EXERCISE PROMPT → Write out the data exactly, please, and omit the pictures.

EXERCISE DATA →
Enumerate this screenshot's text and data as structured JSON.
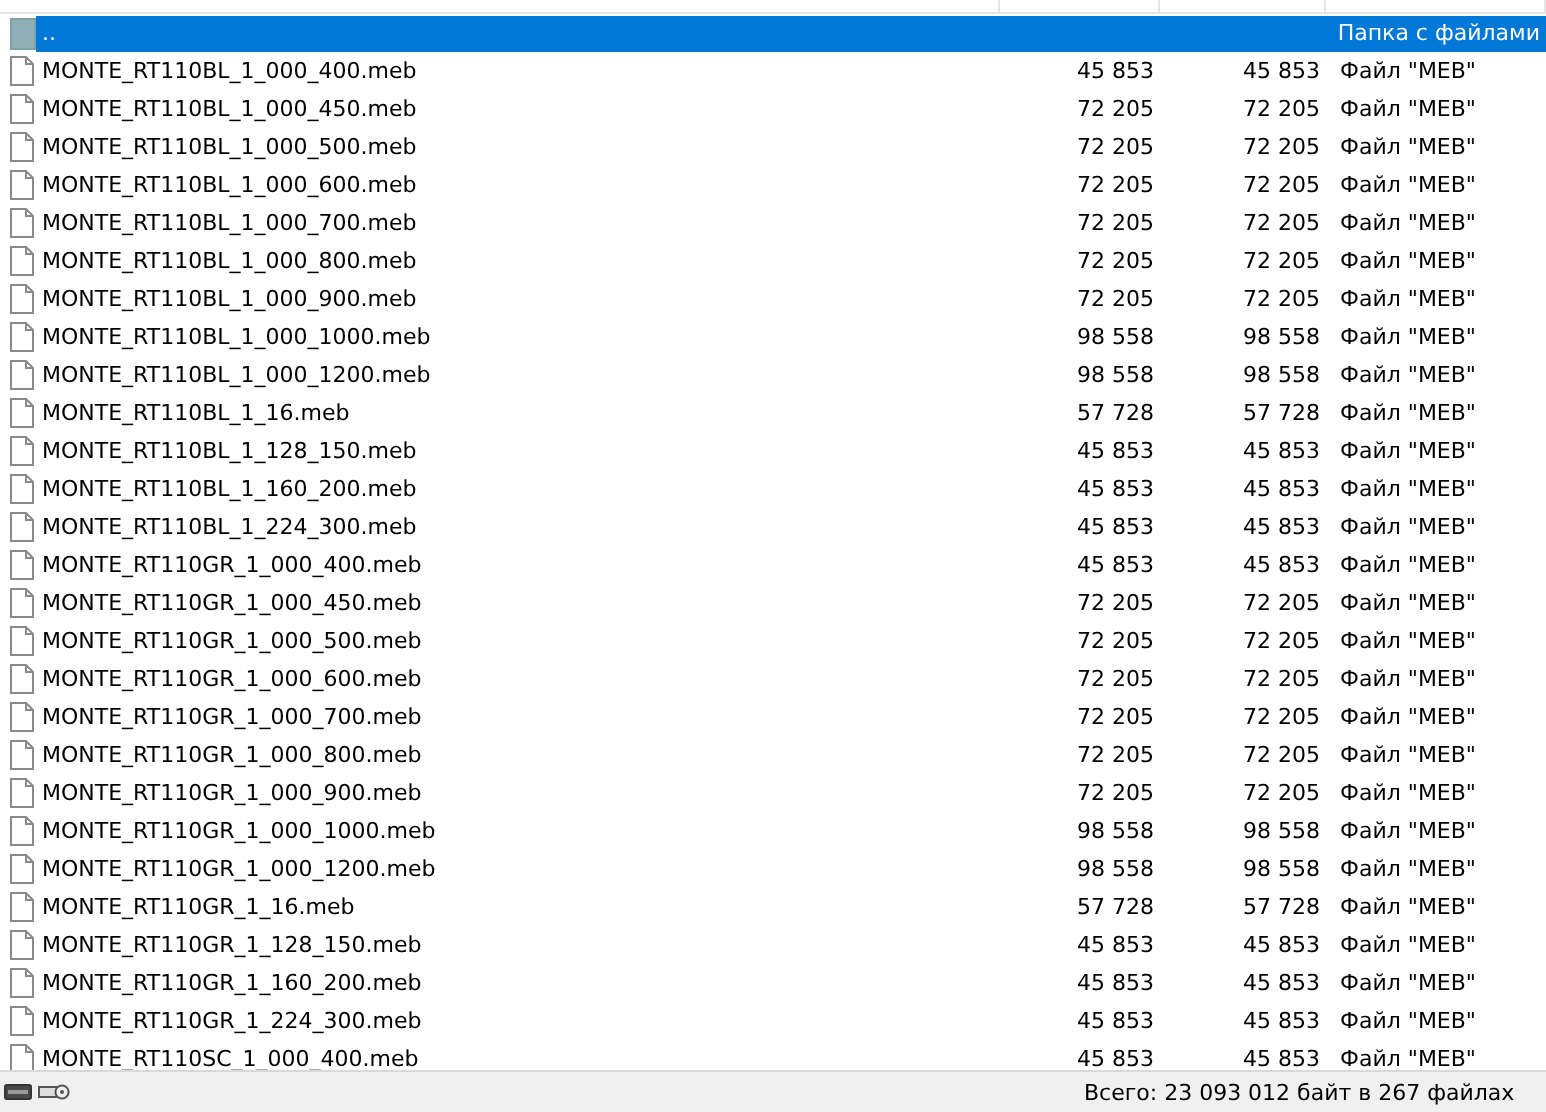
{
  "parent_row": {
    "name": "..",
    "type": "Папка с файлами",
    "selected": true
  },
  "files": [
    {
      "name": "MONTE_RT110BL_1_000_400.meb",
      "size": "45 853",
      "packed": "45 853",
      "type": "Файл \"MEB\"",
      "selected": false
    },
    {
      "name": "MONTE_RT110BL_1_000_450.meb",
      "size": "72 205",
      "packed": "72 205",
      "type": "Файл \"MEB\"",
      "selected": false
    },
    {
      "name": "MONTE_RT110BL_1_000_500.meb",
      "size": "72 205",
      "packed": "72 205",
      "type": "Файл \"MEB\"",
      "selected": false
    },
    {
      "name": "MONTE_RT110BL_1_000_600.meb",
      "size": "72 205",
      "packed": "72 205",
      "type": "Файл \"MEB\"",
      "selected": false
    },
    {
      "name": "MONTE_RT110BL_1_000_700.meb",
      "size": "72 205",
      "packed": "72 205",
      "type": "Файл \"MEB\"",
      "selected": false
    },
    {
      "name": "MONTE_RT110BL_1_000_800.meb",
      "size": "72 205",
      "packed": "72 205",
      "type": "Файл \"MEB\"",
      "selected": false
    },
    {
      "name": "MONTE_RT110BL_1_000_900.meb",
      "size": "72 205",
      "packed": "72 205",
      "type": "Файл \"MEB\"",
      "selected": false
    },
    {
      "name": "MONTE_RT110BL_1_000_1000.meb",
      "size": "98 558",
      "packed": "98 558",
      "type": "Файл \"MEB\"",
      "selected": false
    },
    {
      "name": "MONTE_RT110BL_1_000_1200.meb",
      "size": "98 558",
      "packed": "98 558",
      "type": "Файл \"MEB\"",
      "selected": false
    },
    {
      "name": "MONTE_RT110BL_1_16.meb",
      "size": "57 728",
      "packed": "57 728",
      "type": "Файл \"MEB\"",
      "selected": false
    },
    {
      "name": "MONTE_RT110BL_1_128_150.meb",
      "size": "45 853",
      "packed": "45 853",
      "type": "Файл \"MEB\"",
      "selected": false
    },
    {
      "name": "MONTE_RT110BL_1_160_200.meb",
      "size": "45 853",
      "packed": "45 853",
      "type": "Файл \"MEB\"",
      "selected": false
    },
    {
      "name": "MONTE_RT110BL_1_224_300.meb",
      "size": "45 853",
      "packed": "45 853",
      "type": "Файл \"MEB\"",
      "selected": false
    },
    {
      "name": "MONTE_RT110GR_1_000_400.meb",
      "size": "45 853",
      "packed": "45 853",
      "type": "Файл \"MEB\"",
      "selected": false
    },
    {
      "name": "MONTE_RT110GR_1_000_450.meb",
      "size": "72 205",
      "packed": "72 205",
      "type": "Файл \"MEB\"",
      "selected": false
    },
    {
      "name": "MONTE_RT110GR_1_000_500.meb",
      "size": "72 205",
      "packed": "72 205",
      "type": "Файл \"MEB\"",
      "selected": false
    },
    {
      "name": "MONTE_RT110GR_1_000_600.meb",
      "size": "72 205",
      "packed": "72 205",
      "type": "Файл \"MEB\"",
      "selected": false
    },
    {
      "name": "MONTE_RT110GR_1_000_700.meb",
      "size": "72 205",
      "packed": "72 205",
      "type": "Файл \"MEB\"",
      "selected": false
    },
    {
      "name": "MONTE_RT110GR_1_000_800.meb",
      "size": "72 205",
      "packed": "72 205",
      "type": "Файл \"MEB\"",
      "selected": false
    },
    {
      "name": "MONTE_RT110GR_1_000_900.meb",
      "size": "72 205",
      "packed": "72 205",
      "type": "Файл \"MEB\"",
      "selected": false
    },
    {
      "name": "MONTE_RT110GR_1_000_1000.meb",
      "size": "98 558",
      "packed": "98 558",
      "type": "Файл \"MEB\"",
      "selected": false
    },
    {
      "name": "MONTE_RT110GR_1_000_1200.meb",
      "size": "98 558",
      "packed": "98 558",
      "type": "Файл \"MEB\"",
      "selected": false
    },
    {
      "name": "MONTE_RT110GR_1_16.meb",
      "size": "57 728",
      "packed": "57 728",
      "type": "Файл \"MEB\"",
      "selected": false
    },
    {
      "name": "MONTE_RT110GR_1_128_150.meb",
      "size": "45 853",
      "packed": "45 853",
      "type": "Файл \"MEB\"",
      "selected": false
    },
    {
      "name": "MONTE_RT110GR_1_160_200.meb",
      "size": "45 853",
      "packed": "45 853",
      "type": "Файл \"MEB\"",
      "selected": false
    },
    {
      "name": "MONTE_RT110GR_1_224_300.meb",
      "size": "45 853",
      "packed": "45 853",
      "type": "Файл \"MEB\"",
      "selected": false
    },
    {
      "name": "MONTE_RT110SC_1_000_400.meb",
      "size": "45 853",
      "packed": "45 853",
      "type": "Файл \"MEB\"",
      "selected": false
    }
  ],
  "status_bar": {
    "summary": "Всего: 23 093 012 байт в 267 файлах"
  }
}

ANSWER SECTION →
Enumerate this screenshot's text and data as structured JSON.
{
  "parent_row": {
    "name": "..",
    "type": "Папка с файлами",
    "selected": true
  },
  "files": [
    {
      "name": "MONTE_RT110BL_1_000_400.meb",
      "size": "45 853",
      "packed": "45 853",
      "type": "Файл \"MEB\"",
      "selected": false
    },
    {
      "name": "MONTE_RT110BL_1_000_450.meb",
      "size": "72 205",
      "packed": "72 205",
      "type": "Файл \"MEB\"",
      "selected": false
    },
    {
      "name": "MONTE_RT110BL_1_000_500.meb",
      "size": "72 205",
      "packed": "72 205",
      "type": "Файл \"MEB\"",
      "selected": false
    },
    {
      "name": "MONTE_RT110BL_1_000_600.meb",
      "size": "72 205",
      "packed": "72 205",
      "type": "Файл \"MEB\"",
      "selected": false
    },
    {
      "name": "MONTE_RT110BL_1_000_700.meb",
      "size": "72 205",
      "packed": "72 205",
      "type": "Файл \"MEB\"",
      "selected": false
    },
    {
      "name": "MONTE_RT110BL_1_000_800.meb",
      "size": "72 205",
      "packed": "72 205",
      "type": "Файл \"MEB\"",
      "selected": false
    },
    {
      "name": "MONTE_RT110BL_1_000_900.meb",
      "size": "72 205",
      "packed": "72 205",
      "type": "Файл \"MEB\"",
      "selected": false
    },
    {
      "name": "MONTE_RT110BL_1_000_1000.meb",
      "size": "98 558",
      "packed": "98 558",
      "type": "Файл \"MEB\"",
      "selected": false
    },
    {
      "name": "MONTE_RT110BL_1_000_1200.meb",
      "size": "98 558",
      "packed": "98 558",
      "type": "Файл \"MEB\"",
      "selected": false
    },
    {
      "name": "MONTE_RT110BL_1_16.meb",
      "size": "57 728",
      "packed": "57 728",
      "type": "Файл \"MEB\"",
      "selected": false
    },
    {
      "name": "MONTE_RT110BL_1_128_150.meb",
      "size": "45 853",
      "packed": "45 853",
      "type": "Файл \"MEB\"",
      "selected": false
    },
    {
      "name": "MONTE_RT110BL_1_160_200.meb",
      "size": "45 853",
      "packed": "45 853",
      "type": "Файл \"MEB\"",
      "selected": false
    },
    {
      "name": "MONTE_RT110BL_1_224_300.meb",
      "size": "45 853",
      "packed": "45 853",
      "type": "Файл \"MEB\"",
      "selected": false
    },
    {
      "name": "MONTE_RT110GR_1_000_400.meb",
      "size": "45 853",
      "packed": "45 853",
      "type": "Файл \"MEB\"",
      "selected": false
    },
    {
      "name": "MONTE_RT110GR_1_000_450.meb",
      "size": "72 205",
      "packed": "72 205",
      "type": "Файл \"MEB\"",
      "selected": false
    },
    {
      "name": "MONTE_RT110GR_1_000_500.meb",
      "size": "72 205",
      "packed": "72 205",
      "type": "Файл \"MEB\"",
      "selected": false
    },
    {
      "name": "MONTE_RT110GR_1_000_600.meb",
      "size": "72 205",
      "packed": "72 205",
      "type": "Файл \"MEB\"",
      "selected": false
    },
    {
      "name": "MONTE_RT110GR_1_000_700.meb",
      "size": "72 205",
      "packed": "72 205",
      "type": "Файл \"MEB\"",
      "selected": false
    },
    {
      "name": "MONTE_RT110GR_1_000_800.meb",
      "size": "72 205",
      "packed": "72 205",
      "type": "Файл \"MEB\"",
      "selected": false
    },
    {
      "name": "MONTE_RT110GR_1_000_900.meb",
      "size": "72 205",
      "packed": "72 205",
      "type": "Файл \"MEB\"",
      "selected": false
    },
    {
      "name": "MONTE_RT110GR_1_000_1000.meb",
      "size": "98 558",
      "packed": "98 558",
      "type": "Файл \"MEB\"",
      "selected": false
    },
    {
      "name": "MONTE_RT110GR_1_000_1200.meb",
      "size": "98 558",
      "packed": "98 558",
      "type": "Файл \"MEB\"",
      "selected": false
    },
    {
      "name": "MONTE_RT110GR_1_16.meb",
      "size": "57 728",
      "packed": "57 728",
      "type": "Файл \"MEB\"",
      "selected": false
    },
    {
      "name": "MONTE_RT110GR_1_128_150.meb",
      "size": "45 853",
      "packed": "45 853",
      "type": "Файл \"MEB\"",
      "selected": false
    },
    {
      "name": "MONTE_RT110GR_1_160_200.meb",
      "size": "45 853",
      "packed": "45 853",
      "type": "Файл \"MEB\"",
      "selected": false
    },
    {
      "name": "MONTE_RT110GR_1_224_300.meb",
      "size": "45 853",
      "packed": "45 853",
      "type": "Файл \"MEB\"",
      "selected": false
    },
    {
      "name": "MONTE_RT110SC_1_000_400.meb",
      "size": "45 853",
      "packed": "45 853",
      "type": "Файл \"MEB\"",
      "selected": false
    }
  ],
  "status_bar": {
    "summary": "Всего: 23 093 012 байт в 267 файлах"
  }
}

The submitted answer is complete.